The Dead Sea Scrolls are coming to Denver for the first time, facilitated in part by CU biblical scholar and professor Samuel Boyd.
The Dead Sea Scrolls are part of an exhibit opening Friday at the Denver Museum of Nature and Science, which features 600 artifacts from ancient Israel. It is a touring exhibit on loan from the Israel Antiquities Authority and will feature scrolls that have never been displayed to the public before.
“The Dead Sea Scrolls are undeniably one of the greatest artifacts of all time,” said Steve Nash, curator of the exhibit.
The scrolls are a series of Jewish texts discovered near the Dead Sea in Israel in 1947. They contain some of the oldest manuscripts of the Old Testament, as well as new texts that have never been seen before. Boyd said that they were written in a time before there was a set number of books in the Hebrew Bible and give a window into how the Bible came to be what it is today.

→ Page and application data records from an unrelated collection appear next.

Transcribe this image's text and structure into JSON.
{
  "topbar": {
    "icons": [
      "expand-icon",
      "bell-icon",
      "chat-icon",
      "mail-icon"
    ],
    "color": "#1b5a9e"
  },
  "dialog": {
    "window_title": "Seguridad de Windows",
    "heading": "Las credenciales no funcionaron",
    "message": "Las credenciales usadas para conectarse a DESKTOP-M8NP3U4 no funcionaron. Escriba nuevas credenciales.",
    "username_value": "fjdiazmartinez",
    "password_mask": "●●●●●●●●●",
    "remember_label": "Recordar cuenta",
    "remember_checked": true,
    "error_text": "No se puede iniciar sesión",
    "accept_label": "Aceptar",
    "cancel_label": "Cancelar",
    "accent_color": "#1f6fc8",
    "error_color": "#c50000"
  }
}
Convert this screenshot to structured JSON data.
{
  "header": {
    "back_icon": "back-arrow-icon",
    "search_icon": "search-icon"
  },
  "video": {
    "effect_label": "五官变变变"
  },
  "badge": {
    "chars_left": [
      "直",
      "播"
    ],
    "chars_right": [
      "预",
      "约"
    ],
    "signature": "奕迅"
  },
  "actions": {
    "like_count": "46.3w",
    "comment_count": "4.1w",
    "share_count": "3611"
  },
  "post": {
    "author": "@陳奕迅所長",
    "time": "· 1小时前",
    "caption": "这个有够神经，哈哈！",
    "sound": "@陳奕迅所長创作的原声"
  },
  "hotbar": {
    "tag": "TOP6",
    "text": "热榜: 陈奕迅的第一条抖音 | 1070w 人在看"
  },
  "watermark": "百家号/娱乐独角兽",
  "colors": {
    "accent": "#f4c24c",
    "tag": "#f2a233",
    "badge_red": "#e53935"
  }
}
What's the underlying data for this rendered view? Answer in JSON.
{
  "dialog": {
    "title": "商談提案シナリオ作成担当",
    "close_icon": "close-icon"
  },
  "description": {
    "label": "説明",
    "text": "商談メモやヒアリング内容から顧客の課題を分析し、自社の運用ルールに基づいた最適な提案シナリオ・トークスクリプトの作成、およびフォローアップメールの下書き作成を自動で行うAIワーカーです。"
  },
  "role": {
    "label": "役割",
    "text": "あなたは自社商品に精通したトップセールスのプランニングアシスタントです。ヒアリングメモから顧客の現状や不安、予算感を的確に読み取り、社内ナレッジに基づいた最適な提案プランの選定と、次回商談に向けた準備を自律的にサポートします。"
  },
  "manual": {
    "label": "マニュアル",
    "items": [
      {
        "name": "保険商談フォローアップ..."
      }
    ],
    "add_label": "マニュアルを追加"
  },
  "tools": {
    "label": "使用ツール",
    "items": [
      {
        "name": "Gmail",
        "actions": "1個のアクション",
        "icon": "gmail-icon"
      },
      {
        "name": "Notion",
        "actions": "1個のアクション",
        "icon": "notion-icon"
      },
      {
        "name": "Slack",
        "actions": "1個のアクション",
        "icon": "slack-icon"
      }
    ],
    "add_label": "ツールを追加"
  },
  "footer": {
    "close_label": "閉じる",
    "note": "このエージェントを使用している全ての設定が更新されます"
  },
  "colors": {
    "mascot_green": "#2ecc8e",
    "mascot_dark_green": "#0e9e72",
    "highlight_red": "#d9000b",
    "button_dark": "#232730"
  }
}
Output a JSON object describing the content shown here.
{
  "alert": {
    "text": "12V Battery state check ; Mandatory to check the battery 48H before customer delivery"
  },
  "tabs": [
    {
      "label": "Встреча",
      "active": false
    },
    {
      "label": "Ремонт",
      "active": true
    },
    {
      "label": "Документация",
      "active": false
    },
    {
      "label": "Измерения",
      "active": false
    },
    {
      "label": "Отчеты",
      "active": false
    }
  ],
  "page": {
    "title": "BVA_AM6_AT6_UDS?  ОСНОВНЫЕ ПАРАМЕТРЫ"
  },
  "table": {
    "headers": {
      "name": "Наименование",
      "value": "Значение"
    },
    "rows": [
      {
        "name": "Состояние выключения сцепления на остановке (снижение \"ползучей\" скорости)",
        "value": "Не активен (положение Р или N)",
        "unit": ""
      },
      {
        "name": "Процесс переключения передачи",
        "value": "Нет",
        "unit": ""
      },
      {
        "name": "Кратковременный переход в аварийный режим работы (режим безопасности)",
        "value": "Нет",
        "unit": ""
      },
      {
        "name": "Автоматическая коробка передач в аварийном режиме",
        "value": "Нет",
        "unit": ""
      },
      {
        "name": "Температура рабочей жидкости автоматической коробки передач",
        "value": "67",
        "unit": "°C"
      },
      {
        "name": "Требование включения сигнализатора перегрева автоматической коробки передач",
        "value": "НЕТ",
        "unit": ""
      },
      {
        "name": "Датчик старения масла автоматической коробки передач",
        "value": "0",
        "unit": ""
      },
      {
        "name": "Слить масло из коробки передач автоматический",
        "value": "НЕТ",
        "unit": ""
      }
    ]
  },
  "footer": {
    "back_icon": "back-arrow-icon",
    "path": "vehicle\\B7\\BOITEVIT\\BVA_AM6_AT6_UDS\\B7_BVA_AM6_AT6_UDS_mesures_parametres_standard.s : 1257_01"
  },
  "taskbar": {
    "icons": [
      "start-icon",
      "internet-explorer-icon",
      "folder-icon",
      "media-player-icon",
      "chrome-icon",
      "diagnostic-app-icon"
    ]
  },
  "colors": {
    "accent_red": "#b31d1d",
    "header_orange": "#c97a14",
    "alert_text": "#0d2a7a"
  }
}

“The Dead Sea Scrolls show us how dynamic the Bible is,” Boyd said. Boyd is on the advisory board for the exhibit and is helping to plan a series of lectures in May to go along with the exhibit. The series is still being planned but will feature biblical scholars from around the country who will speak at the museum as well as nearby universities, including CU.
Boyd said that because the exhibit will draw interest from such a broad group of people — religious practitioners, academics, students, etc. — it was important for them to have a forum where people could learn more about the history of the scrolls and foster discussion.
The exhibit contains artifacts from 1200 BCE up to the beginning of Islam around 600 CE. Ten scrolls will be on exhibit at a time, as well as artifacts such as weapons, figurines, coins, jewelry, textiles and a three-ton stone from the Western Wall of the Second Temple in Jerusalem, which fell in 70 CE. Nash said that the artifacts will help place the scrolls in the context of what life was like in the region at the time they were written.
The artifacts tell the visitors how the ancient Israelis “understood their world and wanted to be understood,” Nash said. Along with the displays, he said there will be events at the museum, live actors and exhibits that people can touch to bring the period more to life.
Boyd said he thinks the exhibit is more important than ever at this time because it helps people to learn how the Bible was created. He said that people on both sides of the political spectrum cite the Bible in their arguments, but few people really understand how the Bible came to say what it does. This exhibit will help the public to better understand it’s history.
“It makes the Bible become more human,” Boyd said. “It shows that it is more exciting than we sometimes think.”
According to a spokesperson from the Boycott, Divestment and Sanctions (BDS) movement, the exhibit is in violation of the academic and cultural boycott of Israel. However, none of the Palestinian advocacy groups in the Denver region are planning to formally boycott the exhibit. Friends of Sabeel Colorado, a Christian pro-Palestine group, said that they are hoping to have an event discussing the scrolls from a Palestinian perspective.
The exhibit opens Friday, March 16 and will run through Sept. 3. It requires timed tickets to view.
Contact CU Independent Managing Editor Carina Julig at email@example.com.